[THE INPUT — start]

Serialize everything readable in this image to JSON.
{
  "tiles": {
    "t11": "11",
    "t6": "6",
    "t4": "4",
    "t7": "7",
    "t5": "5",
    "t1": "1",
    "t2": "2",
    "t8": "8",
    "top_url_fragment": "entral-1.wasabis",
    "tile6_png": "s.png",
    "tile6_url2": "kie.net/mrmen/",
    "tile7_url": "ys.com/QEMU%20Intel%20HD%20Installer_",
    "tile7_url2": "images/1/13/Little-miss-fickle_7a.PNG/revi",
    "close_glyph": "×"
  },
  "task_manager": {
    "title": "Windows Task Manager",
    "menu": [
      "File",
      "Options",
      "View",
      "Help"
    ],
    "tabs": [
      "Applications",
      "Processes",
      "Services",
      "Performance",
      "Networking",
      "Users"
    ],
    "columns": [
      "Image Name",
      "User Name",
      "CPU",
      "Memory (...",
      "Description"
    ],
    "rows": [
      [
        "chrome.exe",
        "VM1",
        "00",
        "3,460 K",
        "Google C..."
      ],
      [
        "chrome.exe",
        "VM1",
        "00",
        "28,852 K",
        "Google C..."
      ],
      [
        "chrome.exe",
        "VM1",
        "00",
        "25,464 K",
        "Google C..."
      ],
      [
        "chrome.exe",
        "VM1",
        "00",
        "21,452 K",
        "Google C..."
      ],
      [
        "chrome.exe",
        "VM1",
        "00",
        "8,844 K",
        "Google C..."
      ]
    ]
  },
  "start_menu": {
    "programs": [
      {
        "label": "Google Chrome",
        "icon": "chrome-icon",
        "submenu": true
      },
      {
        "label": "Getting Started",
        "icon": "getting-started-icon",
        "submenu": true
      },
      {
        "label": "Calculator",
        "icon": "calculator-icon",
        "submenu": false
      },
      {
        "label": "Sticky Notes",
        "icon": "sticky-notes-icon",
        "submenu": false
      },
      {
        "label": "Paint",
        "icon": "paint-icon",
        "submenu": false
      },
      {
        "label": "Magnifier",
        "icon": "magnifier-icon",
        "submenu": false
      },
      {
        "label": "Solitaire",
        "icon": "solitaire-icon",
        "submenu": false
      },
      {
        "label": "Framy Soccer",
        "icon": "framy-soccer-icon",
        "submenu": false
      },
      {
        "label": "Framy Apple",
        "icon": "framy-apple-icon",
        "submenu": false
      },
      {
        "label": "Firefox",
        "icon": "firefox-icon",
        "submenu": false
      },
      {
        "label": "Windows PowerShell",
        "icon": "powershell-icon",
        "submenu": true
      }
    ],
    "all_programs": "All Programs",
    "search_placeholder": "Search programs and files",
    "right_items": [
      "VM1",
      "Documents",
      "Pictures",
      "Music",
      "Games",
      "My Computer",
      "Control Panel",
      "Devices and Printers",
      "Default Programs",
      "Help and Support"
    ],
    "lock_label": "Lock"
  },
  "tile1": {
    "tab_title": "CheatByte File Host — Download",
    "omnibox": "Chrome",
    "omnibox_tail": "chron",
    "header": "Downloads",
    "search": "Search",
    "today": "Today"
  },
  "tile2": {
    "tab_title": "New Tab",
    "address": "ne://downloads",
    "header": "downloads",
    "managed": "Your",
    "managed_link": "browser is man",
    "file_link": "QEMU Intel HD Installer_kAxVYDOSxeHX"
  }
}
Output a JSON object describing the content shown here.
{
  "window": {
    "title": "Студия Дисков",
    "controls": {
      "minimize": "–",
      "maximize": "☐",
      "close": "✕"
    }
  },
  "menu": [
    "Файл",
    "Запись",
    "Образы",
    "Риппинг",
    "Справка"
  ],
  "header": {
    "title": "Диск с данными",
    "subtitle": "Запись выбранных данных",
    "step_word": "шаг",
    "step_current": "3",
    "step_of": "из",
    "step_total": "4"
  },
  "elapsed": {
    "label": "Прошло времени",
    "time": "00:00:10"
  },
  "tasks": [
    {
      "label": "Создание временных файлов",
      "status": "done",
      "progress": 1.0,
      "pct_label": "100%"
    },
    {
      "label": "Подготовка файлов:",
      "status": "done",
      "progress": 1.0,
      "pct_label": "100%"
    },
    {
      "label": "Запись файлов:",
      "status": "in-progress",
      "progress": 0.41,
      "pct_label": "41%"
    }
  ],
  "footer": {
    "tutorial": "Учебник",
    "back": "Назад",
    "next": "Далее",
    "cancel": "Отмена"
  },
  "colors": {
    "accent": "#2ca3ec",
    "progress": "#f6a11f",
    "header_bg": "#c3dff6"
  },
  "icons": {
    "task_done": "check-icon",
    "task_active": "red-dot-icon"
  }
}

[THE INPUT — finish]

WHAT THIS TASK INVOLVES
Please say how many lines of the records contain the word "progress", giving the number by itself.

SOLUTION TO THIS EXERCISE
5